If Martyn Lloyd-Jones and John MacArthur experienced internal opposition during the beginning years of their well known pastorates should we experience a ministry of roses? Let us not forget that the way of the Master is the way of the cross (2 Tim 3:12, Luke 9:23). The way of the cross is the path marked by righteous suffering (1 Peter, 2 Corinthians 11-12).

God sends his ministers to all kinds of churches. Some of us are sent by the Holy Spirit to pastor congregations that are more like the congregation at Corinth then the flock at Philippi. No two ministries are exactly the same (note Revelation 2-3 or compare the N.T. Epistles). Every faithful Christian will suffer. Some will obviously suffer more then others. None of us however will suffer more than the only perfect Pastor.

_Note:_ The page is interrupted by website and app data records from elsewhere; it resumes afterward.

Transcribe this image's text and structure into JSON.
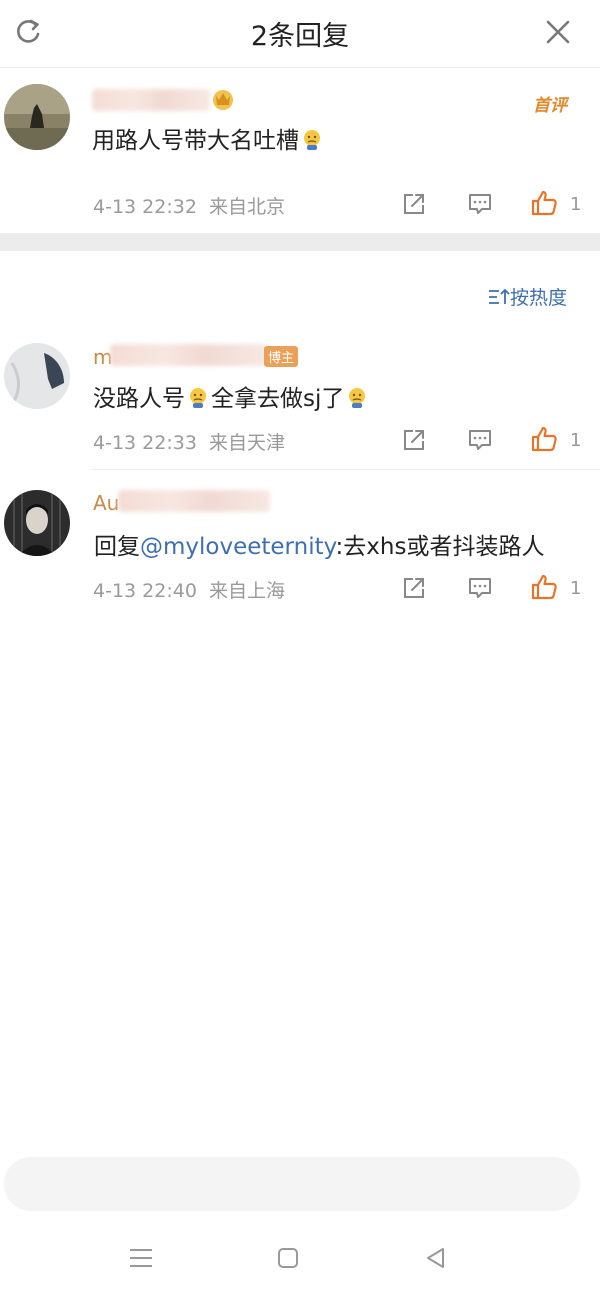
{
  "header": {
    "title": "2条回复"
  },
  "main_comment": {
    "content": "用路人号带大名吐槽",
    "first_tag": "首评",
    "time": "4-13 22:32",
    "location": "来自北京",
    "likes": "1"
  },
  "sort": {
    "label": "按热度"
  },
  "replies": [
    {
      "name_prefix": "m",
      "badge": "博主",
      "content_a": "没路人号",
      "content_b": "全拿去做sj了",
      "time": "4-13 22:33",
      "location": "来自天津",
      "likes": "1"
    },
    {
      "name_prefix": "Au",
      "content_prefix": "回复",
      "mention": "@myloveeternity",
      "content_suffix": ":去xhs或者抖装路人",
      "time": "4-13 22:40",
      "location": "来自上海",
      "likes": "1"
    }
  ],
  "colors": {
    "accent": "#3f6fae",
    "like": "#e8742a",
    "first_tag": "#e08a2c"
  }
}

Some Pastors outlive and outlast their ministry critics. Some men have even witnessed the Holy Spirit transform ministry thorns into gospel allies. Many pastors go on to enjoy sweeter days of ministry fruitfulness and peace after early years of turmoil and unrest. Others are eventually driven out (the Apostle Paul was almost 'voted out' at Corinth- note 2 Corinthians 1:23f). Wherever God has you let us remember that ministry success is determined by faithfulness.

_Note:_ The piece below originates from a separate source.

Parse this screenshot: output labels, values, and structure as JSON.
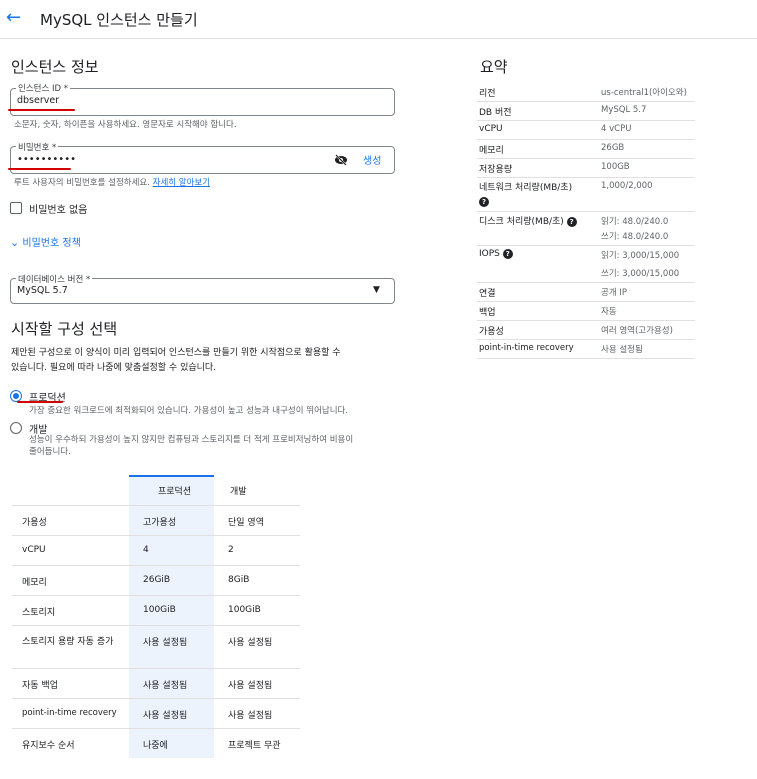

1 Corinthians 3:6-11, I planted, Apollos watered, but God was causing the growth. So then neither the one who plants nor the one who waters is anything, but God who causes the growth. Now he who plants and he who waters are one; but each will receive his own reward according to his own labor. For we are God's fellow workers; you are God's field, God's building. According to the grace of God which was given to me, as a wise master builder I laid a foundation, and another is building upon it. But let each man be careful how he builds upon it. For no man can lay a foundation other than the one which is laid, which is Jesus Christ.

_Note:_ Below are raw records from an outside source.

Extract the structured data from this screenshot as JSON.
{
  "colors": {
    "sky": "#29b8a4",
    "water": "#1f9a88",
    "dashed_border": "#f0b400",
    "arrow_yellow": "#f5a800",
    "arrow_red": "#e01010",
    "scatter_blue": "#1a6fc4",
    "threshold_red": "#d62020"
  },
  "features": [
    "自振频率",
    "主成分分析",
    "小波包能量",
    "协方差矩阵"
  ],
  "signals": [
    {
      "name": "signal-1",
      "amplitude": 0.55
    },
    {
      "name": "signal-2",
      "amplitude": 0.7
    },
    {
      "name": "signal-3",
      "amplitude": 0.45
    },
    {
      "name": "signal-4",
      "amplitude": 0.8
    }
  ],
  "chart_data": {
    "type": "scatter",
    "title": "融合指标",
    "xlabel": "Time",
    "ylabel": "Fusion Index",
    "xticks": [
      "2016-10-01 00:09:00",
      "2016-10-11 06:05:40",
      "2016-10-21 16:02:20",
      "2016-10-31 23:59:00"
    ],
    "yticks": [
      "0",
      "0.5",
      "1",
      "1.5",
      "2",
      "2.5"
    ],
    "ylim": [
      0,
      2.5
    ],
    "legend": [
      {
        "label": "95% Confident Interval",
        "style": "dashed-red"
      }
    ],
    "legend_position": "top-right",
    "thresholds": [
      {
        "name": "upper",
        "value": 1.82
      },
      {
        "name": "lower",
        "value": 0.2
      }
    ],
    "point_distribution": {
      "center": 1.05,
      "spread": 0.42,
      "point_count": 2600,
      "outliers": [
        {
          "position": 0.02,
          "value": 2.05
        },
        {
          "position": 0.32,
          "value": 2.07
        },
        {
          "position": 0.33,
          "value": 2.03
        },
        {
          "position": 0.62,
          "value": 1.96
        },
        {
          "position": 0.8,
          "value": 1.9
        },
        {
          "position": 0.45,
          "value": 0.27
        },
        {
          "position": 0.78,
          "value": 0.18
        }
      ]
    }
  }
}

Tuesday, March 01, 2011

Reading report (Updated 10/5/11)

Books I’ve somewhat recently completed:

The Pastor As Scholar & the Scholar as Pastor by Carson and Piper
Jesus Loves the Church and So Should You by Earl Blackburn
Uneclipsing the Son by Rick Holland
The Mighty Weakness of John Knox by Douglas Bond
Reformation: yesterday, today, and tomorrow by Carl Trueman
Wesley and Men Who Followed by Iain H Murray
The Exemplary Husband by Stuart Scott
Expository Listening by Ken Ramey
Ancient Word, Changing Worlds by Stephen J. Nichols
The Unquenchable Flame:Discovering the Heart of the Reformation by Michael Reeves
The Unwavering Resolve of Jonathan Edwards by Steven J Lawson
The Evangelicals by Christopher Catherwood
The Short Life of Jonathan Edwards by George Mardsen
Various commentaries on the Book of Colossians
Various commentaries on the Book of Revelation
In Paul’s Shadow by D. Edmond Hiebert
Blame it on the Brain by Edward T Welch
The Master’s Plan For the Church by John MacArthur
When Good Kids Make Bad Choices by Elyse Fitzpatrick
12 Ordinary Men by John MacArthur
Elders in Congregational Life by Phil Newton
The Freedom and Power of Forgiveness by John MacArthur
Loving the Church by John Crotts
TMS Journal Spring 2011
Exemplary Spiritual Leadership by Jerry Wragg
Unpacking Forgiveness by Chris Brauns
John MacArthur: Servant of the Word and Flock by Iain Murray

UPDATED 10.5.11

Thursday, October 28, 2010

Trip to Carmel, IN

Jude learned some new tricks during our recent trip to Carmel, Indiana.

Thursday, September 09, 2010

R. Kent Hughes on Preaching

Commenting on Colossians 1:25-29, “This charge has preaching as its main function, and specifically Biblical exposition. The phrase ‘to present to you the word of God’ literally reads, ‘that i might complete the Word of God.' The idea is to lay out the Word of God fully. People cannot know Christ better without knowing the Word of God fully. Preaching (exposition) was the heart of God’s call to Paul.

Preaching must open the Word of God. Paul affirms here such preaching is primary to an authentic ministry. There is no shortcut-it takes work. Joseph Parker put it this way: If i had talked all the week, I could not have preached on Sunday. That is all. Mystery there is none. I have made my preaching work my delight, the very festival of my soul. That is all. Young brother, go thou and do likewise, and God bless thee."